Complex webs of water distribution in urban India

Development Policy26 Feb 2013Laurens Higler

To be effective, strategies on providing drinking water in urban India should tap into complex formal and informal governance networks.

While doing research on the social networks underlying the provision of potable water in urban India, I realized how difficult it is for NGOs to play a meaningful role in this issue. To be effective, strategies for taking action should tap into complex formal and informal networks. This article presents a brief outline of the social networks that play a role in water distribution in Mira-Bhayandar, a rapidly growing city on the northern side of Mumbai. According to Jayaram from the TATA Institute of Social Science there is limited sociological knowledge about the sorts of urban social networks at play regarding water-distribution.1 The lack of this research makes it all the more difficult for NGOs to formulate effective strategies for improving urban water provision in Indian cities.

To start by sketching out the complexity of water infrastructure, there are roughly four different kinds of water used in Mira-Bhayandar. Potable water comes from bottles and municipal pipelines. Non-potable water comes from borewells outside of the city. This water needs to be purified before consumption, even though some people also drink it unpurified. Another option is to use water from wells. This water is contaminated, salty and cannot be drunk.

To make matters complicated, there are various ways to receive water in Mira Bhayandar. The easiest way to attain drinkable water is by acquiring connections to the grid of the city. Connections to this grid are difficult to obtain, and require financial resources, bribes, political influence and time to get approved by the municipal bureaucracy. Connections vary in size and only give water for approximately 2 hours every 36 hours. For apartment buildings this means they have to store the water before it is redistributed among the residents at times decided by them. In some slums groups of about 5 households have also obtained a shared connection, whilst in others a few individual households own a connection and make some money by reselling water to their neighbours.

Besides municipal connections there are tankers that bring water from borewells outside of the city. The tankers can be small rickshaws carrying 500 litres or big trucks carrying 10,000 litres. The drivers of the big tankers sell part of their load to the drivers of the small tankers for a small amount of money or sometimes even a pack of cigarettes. The small tankers resell this water directly to households, using an electric pump to bring the water to apartments. The big tankers sell water to apartment buildings which have their own systems installed to redistribute the water to the residents at fixed times. Small tankers are paid directly by the households, whereas big tankers are paid for by housing societies who pool together money from all the residents in one building.

Another layer of complexity is added by looking at the powerful groups within the networks. Relations with a local politician or a civil servant determine the amount of water various neighbourhoods receive. In the end the degree of self-organization of households determines the amount of money and effort people have to spend on obtaining water. Households that want to improve their water supply have to pool resources with other households to buy water on the private market and to be able to store it. According to Gandy these mechanisms create a situation in which public water provision is not a political priority, because the middle and upper class arrange their own water supply and thereby separate themselves from the urban poor.2

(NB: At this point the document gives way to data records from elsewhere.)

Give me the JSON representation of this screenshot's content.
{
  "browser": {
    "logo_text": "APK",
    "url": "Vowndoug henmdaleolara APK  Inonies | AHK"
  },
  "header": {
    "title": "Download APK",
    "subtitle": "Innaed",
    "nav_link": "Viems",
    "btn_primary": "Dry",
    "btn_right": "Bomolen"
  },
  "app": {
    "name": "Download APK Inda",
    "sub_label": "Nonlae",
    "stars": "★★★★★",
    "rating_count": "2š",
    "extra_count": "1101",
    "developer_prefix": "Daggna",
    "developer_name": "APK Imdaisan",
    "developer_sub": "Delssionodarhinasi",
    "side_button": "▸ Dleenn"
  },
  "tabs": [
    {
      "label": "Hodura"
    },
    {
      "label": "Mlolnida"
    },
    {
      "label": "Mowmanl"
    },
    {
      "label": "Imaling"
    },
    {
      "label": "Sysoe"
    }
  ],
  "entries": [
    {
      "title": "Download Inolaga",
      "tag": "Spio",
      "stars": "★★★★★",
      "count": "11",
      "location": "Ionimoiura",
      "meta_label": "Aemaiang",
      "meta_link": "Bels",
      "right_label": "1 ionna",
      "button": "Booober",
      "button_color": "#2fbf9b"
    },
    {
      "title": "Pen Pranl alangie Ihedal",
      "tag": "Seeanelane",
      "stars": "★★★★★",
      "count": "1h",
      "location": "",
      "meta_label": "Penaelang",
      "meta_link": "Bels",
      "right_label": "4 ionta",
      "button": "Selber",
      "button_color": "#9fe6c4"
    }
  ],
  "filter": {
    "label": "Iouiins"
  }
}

In addition, a questionnaire among 150 households living in six different neighbourhoods in Mira-Bhayandar shows that the urban poor tend to manage with the water they receive, middle-class households tend to find themselves in a position where they want to improve their water provision but are not able to, and the upper class is most likely to take action successfully to improve their water provision. The lack of proper water supply is often not experienced as a priority for slum-dwellers. Improved education, healthcare and a stable income are often given a higher priority.

Water issues in urban India are about unequal distribution of a scarce resource, rather than problems with the technical infrastructure.3 This distribution is the outcome of negotiations between networks, contacts with local politicians and the extent to which people are involved in social networks. Because the workings of local politics determine who receives water and under which conditions, I strongly believe that only strategies that tap into the workings of local governance will sustainably improve access to water for India’s urban dwellers. All action on improving water needs to be based on research, to reduce the risk of designing ineffective programs that help the wrong social groups. Actual demand for improved water access, together with the ways to cope effectively with existing practices should play a central role in such research.


  1. Jayaram, N. (2007) Revisiting the City: The Contemporary Relevance of Urban Sociology. Mumbai, India: TATA Institute of Social Sciences.
  2. Gandy, M. (2009) Landscapes of disaster: water, modernity, and urban fragmentation in Mumbai. Environment and Planning, 40: 108-130.
  3. Mohan, S. (2010) Issues in Water Governance: Service Delivery in Mumbai and Chennai. Journal of History and Social Sciences, 1 (1).